What this task involves: For each line in the material below that holds "icon", copy that line.

___

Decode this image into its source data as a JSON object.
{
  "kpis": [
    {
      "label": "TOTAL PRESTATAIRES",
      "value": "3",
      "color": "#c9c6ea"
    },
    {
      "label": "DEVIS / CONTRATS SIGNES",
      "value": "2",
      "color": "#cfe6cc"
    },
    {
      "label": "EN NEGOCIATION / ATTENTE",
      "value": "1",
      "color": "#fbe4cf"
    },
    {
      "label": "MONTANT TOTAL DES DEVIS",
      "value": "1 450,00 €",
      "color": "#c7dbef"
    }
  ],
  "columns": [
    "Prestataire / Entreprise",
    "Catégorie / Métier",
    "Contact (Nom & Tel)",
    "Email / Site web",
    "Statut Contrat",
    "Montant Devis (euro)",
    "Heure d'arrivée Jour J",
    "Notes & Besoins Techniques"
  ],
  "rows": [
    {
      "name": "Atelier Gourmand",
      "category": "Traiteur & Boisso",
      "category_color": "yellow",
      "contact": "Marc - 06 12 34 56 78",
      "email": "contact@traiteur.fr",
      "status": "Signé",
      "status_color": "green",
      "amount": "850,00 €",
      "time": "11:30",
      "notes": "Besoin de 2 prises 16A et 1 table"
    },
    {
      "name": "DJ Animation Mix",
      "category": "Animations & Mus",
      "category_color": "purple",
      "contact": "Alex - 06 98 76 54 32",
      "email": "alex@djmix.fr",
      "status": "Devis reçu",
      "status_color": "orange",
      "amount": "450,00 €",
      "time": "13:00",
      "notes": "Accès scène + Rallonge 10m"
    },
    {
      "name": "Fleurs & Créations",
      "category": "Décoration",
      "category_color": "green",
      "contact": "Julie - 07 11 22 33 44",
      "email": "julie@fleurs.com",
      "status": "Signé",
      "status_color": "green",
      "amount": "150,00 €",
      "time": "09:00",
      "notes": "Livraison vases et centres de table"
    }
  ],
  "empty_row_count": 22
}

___

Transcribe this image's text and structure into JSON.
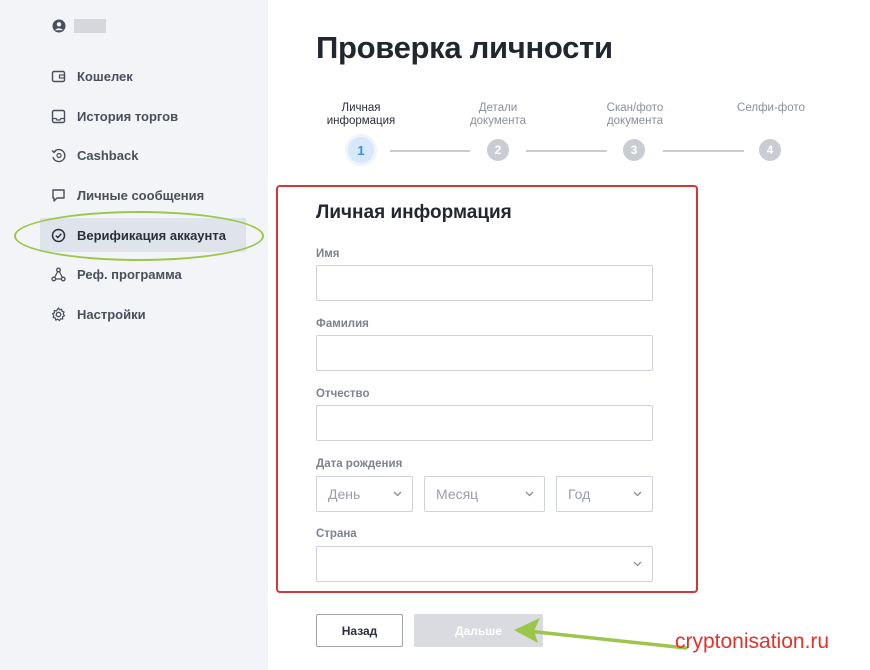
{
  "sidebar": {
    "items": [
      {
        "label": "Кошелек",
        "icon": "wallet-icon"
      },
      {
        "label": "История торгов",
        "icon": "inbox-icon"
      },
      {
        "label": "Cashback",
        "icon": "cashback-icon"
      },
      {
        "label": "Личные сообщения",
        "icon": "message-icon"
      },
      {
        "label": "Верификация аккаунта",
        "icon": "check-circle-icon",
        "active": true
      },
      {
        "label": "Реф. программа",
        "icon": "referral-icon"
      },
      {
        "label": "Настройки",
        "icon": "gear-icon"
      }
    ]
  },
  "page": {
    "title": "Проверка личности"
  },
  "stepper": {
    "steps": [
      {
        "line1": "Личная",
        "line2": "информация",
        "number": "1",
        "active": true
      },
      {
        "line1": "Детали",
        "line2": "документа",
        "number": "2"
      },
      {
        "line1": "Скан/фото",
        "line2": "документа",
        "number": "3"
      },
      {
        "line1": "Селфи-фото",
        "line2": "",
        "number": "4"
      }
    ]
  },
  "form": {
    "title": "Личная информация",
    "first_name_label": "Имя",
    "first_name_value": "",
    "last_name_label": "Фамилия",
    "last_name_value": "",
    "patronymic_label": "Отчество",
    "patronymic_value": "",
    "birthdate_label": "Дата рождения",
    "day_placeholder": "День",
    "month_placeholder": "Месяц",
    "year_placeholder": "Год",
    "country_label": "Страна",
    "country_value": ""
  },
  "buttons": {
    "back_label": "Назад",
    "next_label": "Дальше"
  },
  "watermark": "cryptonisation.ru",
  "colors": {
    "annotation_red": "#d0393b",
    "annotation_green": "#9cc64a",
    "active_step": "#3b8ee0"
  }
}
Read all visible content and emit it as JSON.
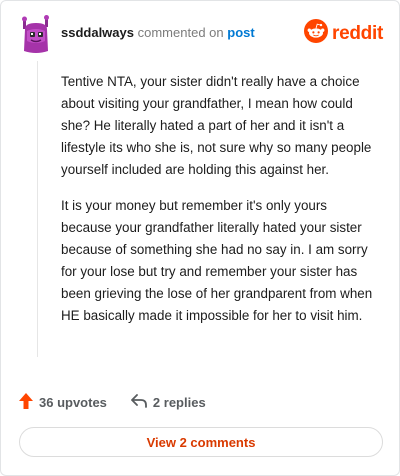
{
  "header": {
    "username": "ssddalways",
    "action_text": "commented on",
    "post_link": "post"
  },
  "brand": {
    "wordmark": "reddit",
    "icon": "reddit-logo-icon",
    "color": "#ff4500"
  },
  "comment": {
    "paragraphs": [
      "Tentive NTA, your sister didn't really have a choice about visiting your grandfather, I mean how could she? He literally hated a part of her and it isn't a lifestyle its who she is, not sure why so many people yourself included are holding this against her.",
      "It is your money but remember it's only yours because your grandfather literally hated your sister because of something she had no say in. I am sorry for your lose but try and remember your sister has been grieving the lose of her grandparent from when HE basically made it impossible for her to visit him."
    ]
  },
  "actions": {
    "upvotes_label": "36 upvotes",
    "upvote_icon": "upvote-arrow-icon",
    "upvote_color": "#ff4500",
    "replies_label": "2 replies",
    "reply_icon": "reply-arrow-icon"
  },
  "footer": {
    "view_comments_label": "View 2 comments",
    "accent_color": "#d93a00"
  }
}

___

Exercise answer:
        "icon": "wallet-icon"
        "icon": "inbox-icon"
        "icon": "cashback-icon"
        "icon": "message-icon"
        "icon": "check-circle-icon",
        "icon": "referral-icon"
        "icon": "gear-icon"
    "icon": "reddit-logo-icon",
    "upvote_icon": "upvote-arrow-icon",
    "reply_icon": "reply-arrow-icon"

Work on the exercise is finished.